Why I Moved Comments to Twitter
The traditional blog commenting format may be convenient, but it is in many ways a broken system.
The last couple of posts have been an experiment of sorts, deigned to help me regain some of my sanity. I have turned off comments and instead created a Twitter hashtag around which to group post-related discussion.
And if the early results are any indication, things are already getting better. Here is why I am not going back.
Tip of the Iceberg
To those who are saying to themselves, "Wait, what? Nothing is wrong with comments," I would say that you only see a very small part of a system with a lot of moving parts.
I moderate a small fraction of comments received into publication. What you don't see are the increasingly sophisticated contextual spambots which have long since figured out how to circumvent the CAPTCHAs that continually frustrate many actual human beings.
A small percentage of the contextual, text-scraping spambots are sophisticated enough to where difficult to tell them from real commenters. Especially if those legit commenters do not speak English as a first language. But most of the time they are just a colossal waste of time, as I screen them to avoid them being a waste of your time.
Here's a current sample:
I have come to think of them collectively as Edgar, the "bug" from Men in Black, and who's photo is at top of this post.
But there is also the percentage of comments you never see that are trollish, argumentative, try to use the platform to attack third parties, or are bigoted and/or racist. I am not even gonna post examples of that in this context.
You never see them, but I do, screening every one and moderating them out of publication. I have rejected many thousands of comments over the past years that fall into one of the above categories. The effects of dealing with this are cumulative and range from annoying to downright depressing. (And to be fair I am mostly talking about the racism/bigotry/trolling, etc., here.)

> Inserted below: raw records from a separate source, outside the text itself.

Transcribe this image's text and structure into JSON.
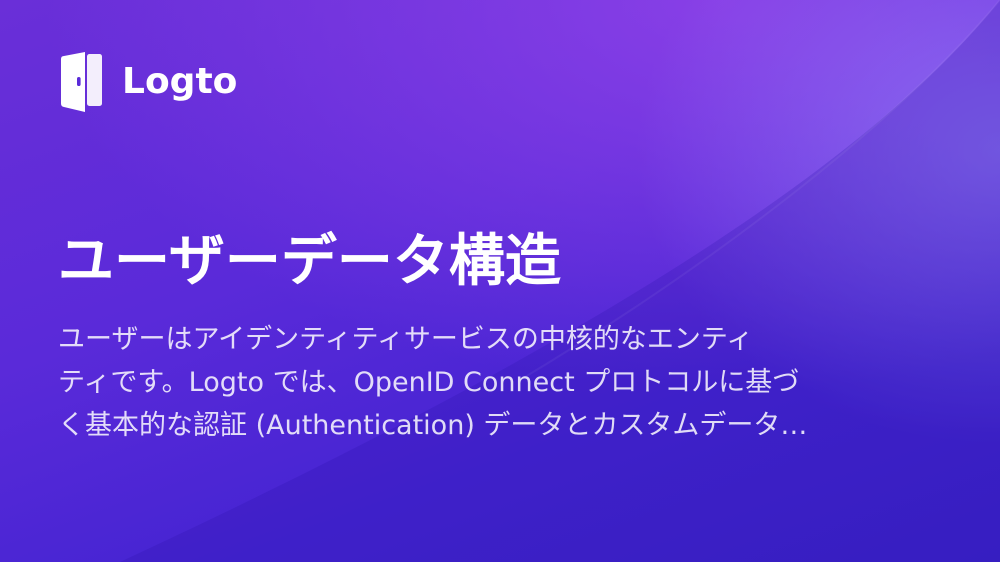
{
  "brand": {
    "name": "Logto",
    "icon": "logto-door-icon"
  },
  "title": "ユーザーデータ構造",
  "description": {
    "lines": [
      "ユーザーはアイデンティティサービスの中核的なエンティ",
      "ティです。Logto では、OpenID Connect プロトコルに基づ",
      "く基本的な認証 (Authentication) データとカスタムデータ…"
    ]
  },
  "colors": {
    "background_top": "#6a2fd8",
    "background_bottom": "#3a22c8",
    "text": "#ffffff"
  }
}
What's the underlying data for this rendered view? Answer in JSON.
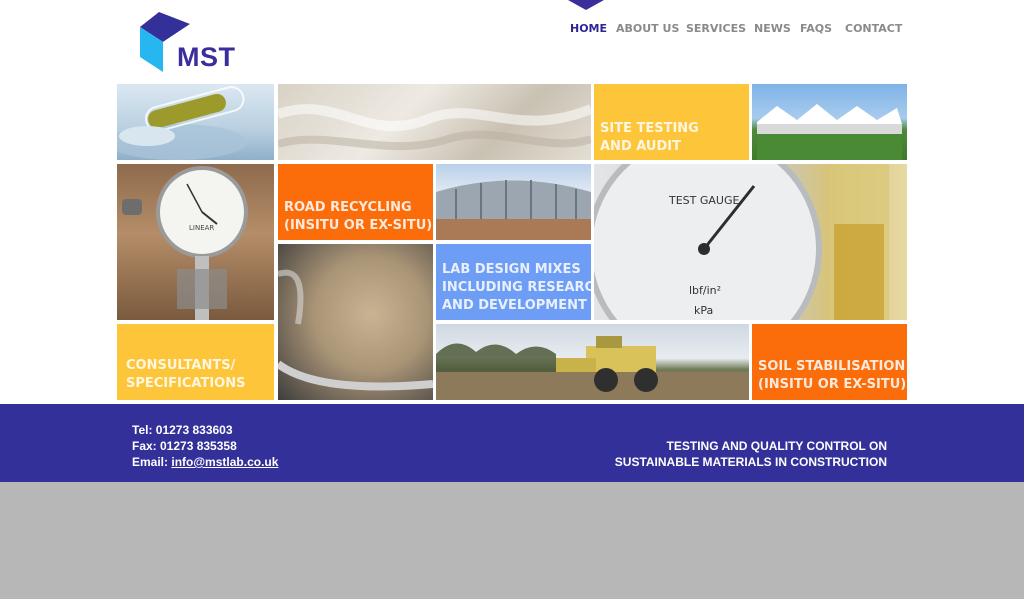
{
  "brand": {
    "name": "MST",
    "colors": {
      "primary": "#34309a",
      "cyan": "#27b7f0",
      "yellow": "#fdc63a",
      "orange": "#fb6c0b",
      "blue": "#6e9df6"
    }
  },
  "nav": {
    "items": [
      {
        "label": "HOME",
        "active": true
      },
      {
        "label": "ABOUT US",
        "active": false
      },
      {
        "label": "SERVICES",
        "active": false
      },
      {
        "label": "NEWS",
        "active": false
      },
      {
        "label": "FAQS",
        "active": false
      },
      {
        "label": "CONTACT",
        "active": false
      }
    ]
  },
  "tiles": {
    "site_testing": "SITE TESTING\nAND AUDIT",
    "road_recycling": "ROAD RECYCLING\n(INSITU OR EX-SITU)",
    "lab_design": "LAB DESIGN MIXES\nINCLUDING RESEARCH\nAND DEVELOPMENT",
    "consultants": "CONSULTANTS/\nSPECIFICATIONS",
    "soil_stabilisation": "SOIL STABILISATION\n(INSITU OR EX-SITU)"
  },
  "photo_text": {
    "gauge_word": "LINEAR",
    "test_gauge_title": "TEST GAUGE",
    "test_gauge_unit1": "lbf/in²",
    "test_gauge_unit2": "kPa"
  },
  "footer": {
    "tel": "Tel: 01273 833603",
    "fax": "Fax: 01273 835358",
    "email_label": "Email:",
    "email": "info@mstlab.co.uk",
    "tagline_1": "TESTING AND QUALITY CONTROL ON",
    "tagline_2": "SUSTAINABLE MATERIALS IN CONSTRUCTION"
  }
}
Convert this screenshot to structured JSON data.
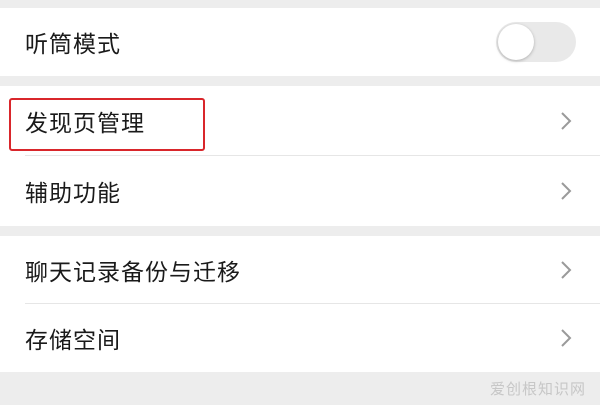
{
  "settings": {
    "group1": {
      "earpiece_mode": {
        "label": "听筒模式",
        "toggle_on": false
      }
    },
    "group2": {
      "discover_page": {
        "label": "发现页管理"
      },
      "accessibility": {
        "label": "辅助功能"
      }
    },
    "group3": {
      "chat_backup": {
        "label": "聊天记录备份与迁移"
      },
      "storage": {
        "label": "存储空间"
      }
    }
  },
  "watermark": {
    "text": "爱创根知识网"
  },
  "colors": {
    "background": "#ededed",
    "row": "#ffffff",
    "highlight": "#d9262b",
    "toggle_off": "#e9e9e9"
  },
  "icons": {
    "chevron": "chevron-right-icon"
  }
}
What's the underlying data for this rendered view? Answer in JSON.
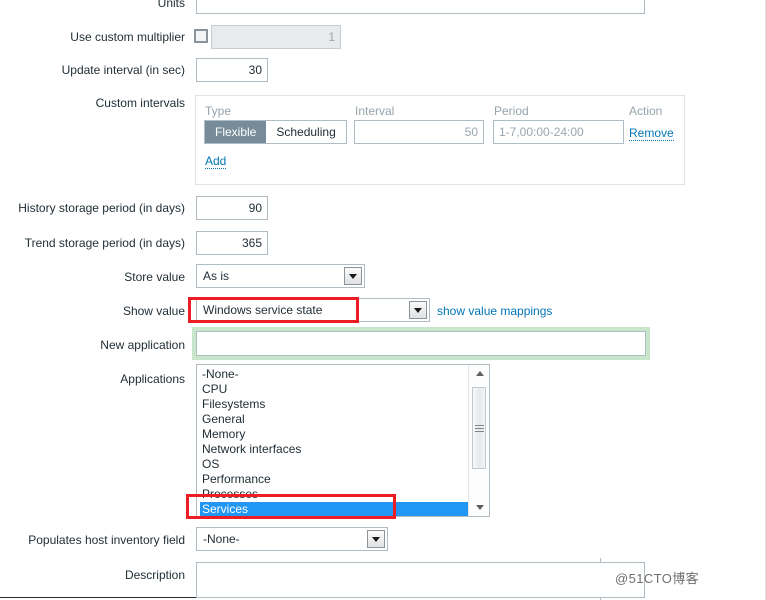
{
  "form": {
    "units": {
      "label": "Units",
      "value": ""
    },
    "custom_multiplier": {
      "label": "Use custom multiplier",
      "checked": false,
      "value": "1"
    },
    "update_interval": {
      "label": "Update interval (in sec)",
      "value": "30"
    },
    "custom_intervals": {
      "label": "Custom intervals",
      "columns": [
        "Type",
        "Interval",
        "Period",
        "Action"
      ],
      "rows": [
        {
          "type_options": [
            "Flexible",
            "Scheduling"
          ],
          "type_selected": "Flexible",
          "interval": "50",
          "period": "1-7,00:00-24:00",
          "action": "Remove"
        }
      ],
      "add_label": "Add"
    },
    "history_storage": {
      "label": "History storage period (in days)",
      "value": "90"
    },
    "trend_storage": {
      "label": "Trend storage period (in days)",
      "value": "365"
    },
    "store_value": {
      "label": "Store value",
      "value": "As is"
    },
    "show_value": {
      "label": "Show value",
      "value": "Windows service state",
      "link": "show value mappings",
      "highlighted": true
    },
    "new_application": {
      "label": "New application",
      "value": "",
      "focused": true
    },
    "applications": {
      "label": "Applications",
      "items": [
        "-None-",
        "CPU",
        "Filesystems",
        "General",
        "Memory",
        "Network interfaces",
        "OS",
        "Performance",
        "Processes",
        "Services"
      ],
      "selected": "Services"
    },
    "host_inventory": {
      "label": "Populates host inventory field",
      "value": "-None-"
    },
    "description": {
      "label": "Description",
      "value": ""
    }
  },
  "watermark": {
    "text": "@51CTO博客"
  },
  "colors": {
    "accent_link": "#0275b8",
    "selected_row": "#2196f3",
    "annotation_red": "#ee1c23",
    "focus_green": "#c8e6c9",
    "segment_active": "#768d99"
  }
}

Towards Simplicity and Better Discussion
Using Twitter for related discussion does several things. First, it encourages brevity. Second, comments are attributable only to the person who made them and not, by proxy, to this site. You wanna be a troll? Fine. Anyone can easily block you on Twitter. Have a nice life. Or don't.
But above all, Twitter is a great and wonderfully efficient discussion engine. And because of the brevity (and the lack of a need for my timely moderation) those discussion can happen in real-time.
I have already seen better, broader and more fluid exchanges happening via the hashtag comment version than I was seeing in traditional comments. And I have found myself far more willing and able to engage with readers who had comments or questions. That's because the thing that had grown to make me hate dealing with comments was gone.
So from here on out, if you would like to leave a comment or rant or engage in post-related discussion or ask me a question or take the readership's temperature or whatever, I encourage you to try out the hashtag version of comments. And I very much hope that many of you will do that. I am very much enjoying engaging with reader questions without the related baggage of trolling and spam.
And for those of you who have contributed to the comments who for one reason or another choose not to participate in the Twitter version, I am of course sorry to see you go. Thank you so much for your contributions. You made the site a better place.
If you'd like to chime in on this particular topic, the Twitter hashtag is #StrobistComments. (And and always, include an @Strobist at the end if it is important that I see it.) But also understand that each new post will get its own hashtag, so please only use #StrobistComment for this particular issue.
Thank you all so much for any understanding you can muster on this issue. And fare thee well, contextual spambots. I will not miss you. :)
New to Strobist? Start here | Or jump right to Lighting 101
Connect w/Strobist readers via: Words | Photos
Got a question? Hit me on Twitter: @Strobist
Next live event: GPP PopUP Berlin (Oct. 29-30)